X-Men: Days of Future Past to believe, yet true: over the past fourteen years, there have been seven X-Men movies, all in the same continuity, and all including Hugh Jackman’s Wolverine. 20th Century Fox is doing nearly as good of a job as Marvel Studios. That’s really pretty impressive, all in all. (I mean, okay, the actual movies have not been as consistently good, but it’s nearly impossible to credit how much better special effects have gotten in the not quite a generation between then and now.[1])

All of which brings me to the seventh such movie, Days of Future Past, which is named after what I understand will eventually be a really important storyline that I’m still probably more than a decade from reading. That said, I’m not so sure it’s very similar to that storyline? It is, however, extremely cool and handles time travel pretty well, both philosophically and structurally. I don’t want to say much about it, because of spoilers, but the title already gave away time travel and the end of The Wolverine already gave away the Sentinels; so I will only add that I thought the Sentinels were handled at least as well as the time travel was, and probably quite a bit better.

What was handled best of all, though, were the characters. The movie is, more than anything, a sequel to First Class, which was already heavily character driven. All of the dangling conflicts are brought to fruition in satisfying ways, and what more can you really ask? Well, that the characters also be fully realized, but I think they are. (Speaking of which, the scene with “Peter” in the Pentagon? Definitely the best characterization of him I have ever seen, and all without a word of dialogue. Bravo!)

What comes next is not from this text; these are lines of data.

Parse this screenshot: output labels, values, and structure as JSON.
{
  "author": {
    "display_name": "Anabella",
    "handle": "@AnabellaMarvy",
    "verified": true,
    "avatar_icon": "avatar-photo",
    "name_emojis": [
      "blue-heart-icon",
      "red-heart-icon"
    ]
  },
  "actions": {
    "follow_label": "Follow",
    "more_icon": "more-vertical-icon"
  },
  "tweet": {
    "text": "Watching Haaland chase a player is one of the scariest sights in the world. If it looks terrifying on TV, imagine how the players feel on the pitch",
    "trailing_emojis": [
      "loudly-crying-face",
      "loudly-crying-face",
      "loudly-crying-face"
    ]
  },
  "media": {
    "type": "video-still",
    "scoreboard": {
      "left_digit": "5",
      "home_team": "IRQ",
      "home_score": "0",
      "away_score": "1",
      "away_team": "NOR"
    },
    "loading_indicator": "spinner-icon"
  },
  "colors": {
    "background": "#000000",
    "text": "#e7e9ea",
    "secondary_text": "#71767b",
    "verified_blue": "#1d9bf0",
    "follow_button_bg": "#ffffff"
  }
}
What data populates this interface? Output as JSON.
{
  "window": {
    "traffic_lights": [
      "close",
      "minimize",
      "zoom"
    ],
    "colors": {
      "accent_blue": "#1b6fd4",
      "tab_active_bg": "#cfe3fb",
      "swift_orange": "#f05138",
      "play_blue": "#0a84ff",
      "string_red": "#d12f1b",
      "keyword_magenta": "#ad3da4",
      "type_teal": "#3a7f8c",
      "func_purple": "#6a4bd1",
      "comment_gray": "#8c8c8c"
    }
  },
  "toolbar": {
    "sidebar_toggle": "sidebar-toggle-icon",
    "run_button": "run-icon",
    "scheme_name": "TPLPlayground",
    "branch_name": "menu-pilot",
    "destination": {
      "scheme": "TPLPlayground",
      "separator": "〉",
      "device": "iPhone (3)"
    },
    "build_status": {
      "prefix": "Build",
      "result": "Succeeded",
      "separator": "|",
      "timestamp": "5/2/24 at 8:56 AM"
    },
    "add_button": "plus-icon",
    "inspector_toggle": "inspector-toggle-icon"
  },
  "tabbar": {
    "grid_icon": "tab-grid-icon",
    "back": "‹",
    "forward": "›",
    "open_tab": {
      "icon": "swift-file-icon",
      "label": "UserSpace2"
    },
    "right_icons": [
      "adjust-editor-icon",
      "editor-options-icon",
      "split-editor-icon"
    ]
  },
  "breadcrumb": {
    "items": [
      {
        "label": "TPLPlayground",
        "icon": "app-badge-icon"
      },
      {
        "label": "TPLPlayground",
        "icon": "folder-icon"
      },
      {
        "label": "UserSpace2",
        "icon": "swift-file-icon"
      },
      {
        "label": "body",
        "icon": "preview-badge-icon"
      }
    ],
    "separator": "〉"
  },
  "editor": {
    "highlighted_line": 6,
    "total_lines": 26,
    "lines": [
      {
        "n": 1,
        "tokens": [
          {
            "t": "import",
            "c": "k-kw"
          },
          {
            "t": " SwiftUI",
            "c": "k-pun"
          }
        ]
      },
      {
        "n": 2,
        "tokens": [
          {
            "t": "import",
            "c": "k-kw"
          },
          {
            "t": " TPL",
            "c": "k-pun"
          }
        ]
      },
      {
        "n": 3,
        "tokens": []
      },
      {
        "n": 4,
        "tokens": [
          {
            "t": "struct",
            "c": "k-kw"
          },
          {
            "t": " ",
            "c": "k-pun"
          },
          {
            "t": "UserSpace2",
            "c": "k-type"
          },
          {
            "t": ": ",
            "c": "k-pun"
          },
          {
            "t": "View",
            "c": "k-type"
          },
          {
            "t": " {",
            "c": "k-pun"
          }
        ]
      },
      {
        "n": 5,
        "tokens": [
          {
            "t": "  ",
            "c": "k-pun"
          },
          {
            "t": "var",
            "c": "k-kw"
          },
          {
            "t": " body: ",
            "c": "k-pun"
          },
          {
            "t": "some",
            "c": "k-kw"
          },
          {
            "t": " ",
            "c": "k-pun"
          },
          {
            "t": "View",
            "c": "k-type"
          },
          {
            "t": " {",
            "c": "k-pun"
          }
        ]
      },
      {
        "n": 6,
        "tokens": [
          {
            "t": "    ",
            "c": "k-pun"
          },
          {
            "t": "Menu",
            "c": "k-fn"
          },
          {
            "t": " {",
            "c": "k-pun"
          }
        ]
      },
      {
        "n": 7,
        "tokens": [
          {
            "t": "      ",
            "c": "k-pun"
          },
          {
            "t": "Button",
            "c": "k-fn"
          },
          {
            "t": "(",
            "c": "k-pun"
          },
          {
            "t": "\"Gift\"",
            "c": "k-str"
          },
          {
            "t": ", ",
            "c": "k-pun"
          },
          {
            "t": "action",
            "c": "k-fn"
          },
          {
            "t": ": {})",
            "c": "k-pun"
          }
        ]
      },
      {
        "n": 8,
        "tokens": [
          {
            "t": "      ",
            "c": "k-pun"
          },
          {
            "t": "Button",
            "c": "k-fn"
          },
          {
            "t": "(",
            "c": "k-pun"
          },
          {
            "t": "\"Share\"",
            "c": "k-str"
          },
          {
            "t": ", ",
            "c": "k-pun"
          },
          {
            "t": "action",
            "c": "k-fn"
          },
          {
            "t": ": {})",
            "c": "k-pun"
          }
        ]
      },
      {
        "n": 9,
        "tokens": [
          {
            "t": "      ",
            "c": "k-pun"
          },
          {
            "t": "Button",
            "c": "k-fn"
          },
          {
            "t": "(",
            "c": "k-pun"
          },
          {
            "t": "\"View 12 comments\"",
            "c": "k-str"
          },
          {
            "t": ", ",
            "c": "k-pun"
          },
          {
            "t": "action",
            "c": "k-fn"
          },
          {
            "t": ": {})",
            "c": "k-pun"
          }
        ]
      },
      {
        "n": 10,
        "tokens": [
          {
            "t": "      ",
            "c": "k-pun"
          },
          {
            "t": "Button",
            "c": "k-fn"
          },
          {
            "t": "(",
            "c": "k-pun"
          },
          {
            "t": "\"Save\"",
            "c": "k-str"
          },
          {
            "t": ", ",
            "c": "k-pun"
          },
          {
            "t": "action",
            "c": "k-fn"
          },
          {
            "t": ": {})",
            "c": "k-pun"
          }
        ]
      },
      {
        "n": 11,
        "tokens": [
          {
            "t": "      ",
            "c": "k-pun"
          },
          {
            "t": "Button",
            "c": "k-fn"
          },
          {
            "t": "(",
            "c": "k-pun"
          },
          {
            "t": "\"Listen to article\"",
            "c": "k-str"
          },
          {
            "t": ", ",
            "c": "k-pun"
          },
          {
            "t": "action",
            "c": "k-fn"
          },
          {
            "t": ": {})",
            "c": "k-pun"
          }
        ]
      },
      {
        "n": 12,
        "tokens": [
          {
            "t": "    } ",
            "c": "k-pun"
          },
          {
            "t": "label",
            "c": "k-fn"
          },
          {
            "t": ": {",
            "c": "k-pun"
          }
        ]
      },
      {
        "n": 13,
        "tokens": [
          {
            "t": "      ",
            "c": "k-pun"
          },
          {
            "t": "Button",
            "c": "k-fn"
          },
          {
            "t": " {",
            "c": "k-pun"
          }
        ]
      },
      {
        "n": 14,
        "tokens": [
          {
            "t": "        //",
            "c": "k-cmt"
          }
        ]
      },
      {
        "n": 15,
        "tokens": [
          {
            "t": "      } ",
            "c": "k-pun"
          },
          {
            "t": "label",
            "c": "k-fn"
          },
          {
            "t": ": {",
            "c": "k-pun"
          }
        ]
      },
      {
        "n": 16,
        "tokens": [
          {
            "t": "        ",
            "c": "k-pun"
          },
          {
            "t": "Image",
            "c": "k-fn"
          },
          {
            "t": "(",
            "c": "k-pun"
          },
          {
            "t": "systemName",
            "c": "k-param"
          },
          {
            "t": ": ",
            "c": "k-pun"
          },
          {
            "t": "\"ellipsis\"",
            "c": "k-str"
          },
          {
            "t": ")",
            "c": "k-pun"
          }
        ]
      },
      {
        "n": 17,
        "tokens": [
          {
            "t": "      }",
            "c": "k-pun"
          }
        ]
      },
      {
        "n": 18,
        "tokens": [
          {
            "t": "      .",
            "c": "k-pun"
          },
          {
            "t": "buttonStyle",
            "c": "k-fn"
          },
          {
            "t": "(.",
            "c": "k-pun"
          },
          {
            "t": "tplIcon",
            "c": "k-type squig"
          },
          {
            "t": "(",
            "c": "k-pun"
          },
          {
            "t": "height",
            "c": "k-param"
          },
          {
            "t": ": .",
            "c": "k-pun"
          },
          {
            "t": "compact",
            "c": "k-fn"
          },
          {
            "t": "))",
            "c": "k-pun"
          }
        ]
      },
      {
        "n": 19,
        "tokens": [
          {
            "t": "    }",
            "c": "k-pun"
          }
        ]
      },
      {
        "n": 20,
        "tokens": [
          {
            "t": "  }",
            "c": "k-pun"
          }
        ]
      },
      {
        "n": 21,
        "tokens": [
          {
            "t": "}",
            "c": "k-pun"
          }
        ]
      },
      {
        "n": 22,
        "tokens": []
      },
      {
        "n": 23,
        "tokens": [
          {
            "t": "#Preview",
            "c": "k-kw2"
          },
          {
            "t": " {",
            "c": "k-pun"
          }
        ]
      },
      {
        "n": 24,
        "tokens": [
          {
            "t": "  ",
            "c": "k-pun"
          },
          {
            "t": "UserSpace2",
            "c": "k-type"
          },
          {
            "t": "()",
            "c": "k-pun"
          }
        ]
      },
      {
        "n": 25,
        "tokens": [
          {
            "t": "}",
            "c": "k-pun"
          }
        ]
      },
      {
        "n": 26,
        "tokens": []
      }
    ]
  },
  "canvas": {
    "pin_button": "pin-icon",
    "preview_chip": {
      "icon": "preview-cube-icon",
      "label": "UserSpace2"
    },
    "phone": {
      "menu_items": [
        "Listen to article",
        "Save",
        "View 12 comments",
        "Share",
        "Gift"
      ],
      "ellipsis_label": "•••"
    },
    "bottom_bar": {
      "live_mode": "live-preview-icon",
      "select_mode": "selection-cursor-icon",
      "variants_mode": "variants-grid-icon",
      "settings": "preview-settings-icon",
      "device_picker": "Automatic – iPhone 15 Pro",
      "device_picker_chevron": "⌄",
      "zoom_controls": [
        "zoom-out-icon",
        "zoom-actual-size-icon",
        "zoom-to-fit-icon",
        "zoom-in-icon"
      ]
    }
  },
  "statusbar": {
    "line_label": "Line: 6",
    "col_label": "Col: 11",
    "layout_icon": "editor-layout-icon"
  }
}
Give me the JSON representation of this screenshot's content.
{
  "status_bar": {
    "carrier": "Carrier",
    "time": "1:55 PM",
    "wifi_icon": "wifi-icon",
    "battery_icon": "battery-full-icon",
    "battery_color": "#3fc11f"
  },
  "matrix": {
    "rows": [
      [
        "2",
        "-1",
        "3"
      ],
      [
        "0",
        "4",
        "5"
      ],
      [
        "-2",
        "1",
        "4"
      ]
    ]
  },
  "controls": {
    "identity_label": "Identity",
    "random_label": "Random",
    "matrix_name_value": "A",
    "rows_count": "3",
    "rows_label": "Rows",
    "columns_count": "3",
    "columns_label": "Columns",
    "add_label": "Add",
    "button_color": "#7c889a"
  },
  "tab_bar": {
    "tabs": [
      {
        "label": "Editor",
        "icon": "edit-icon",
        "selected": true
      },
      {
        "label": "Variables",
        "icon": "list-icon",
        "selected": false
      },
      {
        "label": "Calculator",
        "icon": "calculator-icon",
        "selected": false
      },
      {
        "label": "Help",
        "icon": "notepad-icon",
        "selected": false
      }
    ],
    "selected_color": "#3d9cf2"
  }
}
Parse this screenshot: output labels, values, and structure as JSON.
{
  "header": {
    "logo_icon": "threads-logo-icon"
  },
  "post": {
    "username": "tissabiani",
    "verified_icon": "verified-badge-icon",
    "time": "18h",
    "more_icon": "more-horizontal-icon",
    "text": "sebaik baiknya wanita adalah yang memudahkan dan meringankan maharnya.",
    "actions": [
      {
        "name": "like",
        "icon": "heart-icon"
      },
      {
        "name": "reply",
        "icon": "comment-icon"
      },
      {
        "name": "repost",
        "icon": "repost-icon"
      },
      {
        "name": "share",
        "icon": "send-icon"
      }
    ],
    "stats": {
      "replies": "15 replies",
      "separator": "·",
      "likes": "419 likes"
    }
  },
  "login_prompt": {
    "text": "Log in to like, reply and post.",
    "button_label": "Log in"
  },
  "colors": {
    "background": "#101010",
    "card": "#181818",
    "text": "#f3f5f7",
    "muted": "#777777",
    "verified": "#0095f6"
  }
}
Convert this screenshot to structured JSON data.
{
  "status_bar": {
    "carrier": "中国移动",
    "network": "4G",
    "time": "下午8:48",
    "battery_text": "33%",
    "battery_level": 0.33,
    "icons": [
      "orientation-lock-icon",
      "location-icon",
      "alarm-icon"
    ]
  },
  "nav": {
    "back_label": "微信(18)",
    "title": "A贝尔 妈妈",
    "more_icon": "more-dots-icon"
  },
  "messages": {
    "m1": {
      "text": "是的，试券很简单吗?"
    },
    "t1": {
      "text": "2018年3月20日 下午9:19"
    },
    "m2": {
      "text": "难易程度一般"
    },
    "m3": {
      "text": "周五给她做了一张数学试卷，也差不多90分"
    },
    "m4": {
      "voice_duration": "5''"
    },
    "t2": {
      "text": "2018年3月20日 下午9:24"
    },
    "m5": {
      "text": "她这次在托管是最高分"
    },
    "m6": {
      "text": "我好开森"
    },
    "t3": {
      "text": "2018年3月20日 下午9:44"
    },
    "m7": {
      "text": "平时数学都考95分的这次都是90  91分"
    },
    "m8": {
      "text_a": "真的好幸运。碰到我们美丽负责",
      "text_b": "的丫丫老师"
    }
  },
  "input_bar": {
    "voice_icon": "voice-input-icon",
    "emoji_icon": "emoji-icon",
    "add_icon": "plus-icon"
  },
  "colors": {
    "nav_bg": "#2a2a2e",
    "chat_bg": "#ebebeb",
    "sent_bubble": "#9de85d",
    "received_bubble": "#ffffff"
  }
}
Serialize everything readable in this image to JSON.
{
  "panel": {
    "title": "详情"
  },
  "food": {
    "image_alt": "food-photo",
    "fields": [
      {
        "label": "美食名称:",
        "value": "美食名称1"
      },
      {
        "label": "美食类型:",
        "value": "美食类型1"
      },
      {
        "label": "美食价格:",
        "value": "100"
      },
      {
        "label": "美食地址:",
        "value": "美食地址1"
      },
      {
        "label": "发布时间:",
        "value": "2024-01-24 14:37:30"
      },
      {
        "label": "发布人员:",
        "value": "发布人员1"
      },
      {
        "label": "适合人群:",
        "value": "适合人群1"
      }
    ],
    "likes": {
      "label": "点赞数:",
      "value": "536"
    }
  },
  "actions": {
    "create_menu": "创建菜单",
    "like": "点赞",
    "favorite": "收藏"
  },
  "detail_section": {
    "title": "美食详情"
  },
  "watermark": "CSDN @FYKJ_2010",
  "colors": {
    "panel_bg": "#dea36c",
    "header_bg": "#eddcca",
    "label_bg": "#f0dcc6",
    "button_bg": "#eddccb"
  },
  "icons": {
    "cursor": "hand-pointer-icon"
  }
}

[1] That makes it sound like I’m saying the special effects are the only flaws in early or for that matter middle X-Men movies. I’m not saying that, but having watched the first one a week or so ago, special effects are what stuck out to me as the second biggest flaw, just barely ahead of pacing[2] and way behind upscaled 480p, which it turns out is eye-hurtingly unwatchable in modernity. At least, it is if there are any special effects happening.
[2] Because, seriously, half that film was spent on Liberty Island! Climactic battles should not feel draggy. And don’t even get me started on treating Rogue as a major character in one half of the flick only to leave her as a damsel in distress for the other half. That she was rescued by a mixed team instead of a big strong man helps a bit, but not really enough.[3]
[3] Talk about being in the wrong review, right?